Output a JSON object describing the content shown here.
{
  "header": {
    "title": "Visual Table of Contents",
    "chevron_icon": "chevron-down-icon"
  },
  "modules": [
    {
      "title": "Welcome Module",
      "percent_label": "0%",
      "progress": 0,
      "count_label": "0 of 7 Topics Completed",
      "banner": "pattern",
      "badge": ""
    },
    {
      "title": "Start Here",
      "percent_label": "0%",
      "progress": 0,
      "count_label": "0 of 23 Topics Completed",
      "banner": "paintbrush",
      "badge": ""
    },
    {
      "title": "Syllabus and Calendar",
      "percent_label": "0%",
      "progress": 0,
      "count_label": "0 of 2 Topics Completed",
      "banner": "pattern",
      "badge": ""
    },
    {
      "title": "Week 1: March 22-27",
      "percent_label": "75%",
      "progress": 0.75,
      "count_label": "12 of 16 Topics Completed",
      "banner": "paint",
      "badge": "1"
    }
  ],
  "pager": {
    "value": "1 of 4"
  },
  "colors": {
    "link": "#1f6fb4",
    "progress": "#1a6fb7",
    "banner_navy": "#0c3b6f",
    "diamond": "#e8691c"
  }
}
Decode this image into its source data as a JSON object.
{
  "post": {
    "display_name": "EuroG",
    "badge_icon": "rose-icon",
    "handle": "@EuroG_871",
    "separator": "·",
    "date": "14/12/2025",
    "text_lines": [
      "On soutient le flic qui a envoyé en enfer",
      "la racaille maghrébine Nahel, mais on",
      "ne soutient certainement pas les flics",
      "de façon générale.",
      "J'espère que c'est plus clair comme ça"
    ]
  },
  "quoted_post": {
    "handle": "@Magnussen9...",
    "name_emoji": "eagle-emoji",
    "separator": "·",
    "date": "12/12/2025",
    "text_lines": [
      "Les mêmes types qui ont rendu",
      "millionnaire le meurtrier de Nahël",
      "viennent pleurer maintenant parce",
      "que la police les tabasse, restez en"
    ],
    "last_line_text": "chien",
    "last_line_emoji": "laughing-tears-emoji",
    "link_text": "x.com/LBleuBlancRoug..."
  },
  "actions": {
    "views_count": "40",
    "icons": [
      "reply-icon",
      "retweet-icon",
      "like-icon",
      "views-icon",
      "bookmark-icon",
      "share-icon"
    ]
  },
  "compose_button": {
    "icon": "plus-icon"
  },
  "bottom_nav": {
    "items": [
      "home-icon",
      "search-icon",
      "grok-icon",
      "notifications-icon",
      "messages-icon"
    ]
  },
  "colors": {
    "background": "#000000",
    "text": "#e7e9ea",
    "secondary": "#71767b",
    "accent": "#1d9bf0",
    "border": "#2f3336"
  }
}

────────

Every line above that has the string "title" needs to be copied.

    "title": "Visual Table of Contents",
      "title": "Welcome Module",
      "title": "Start Here",
      "title": "Syllabus and Calendar",
      "title": "Week 1: March 22-27",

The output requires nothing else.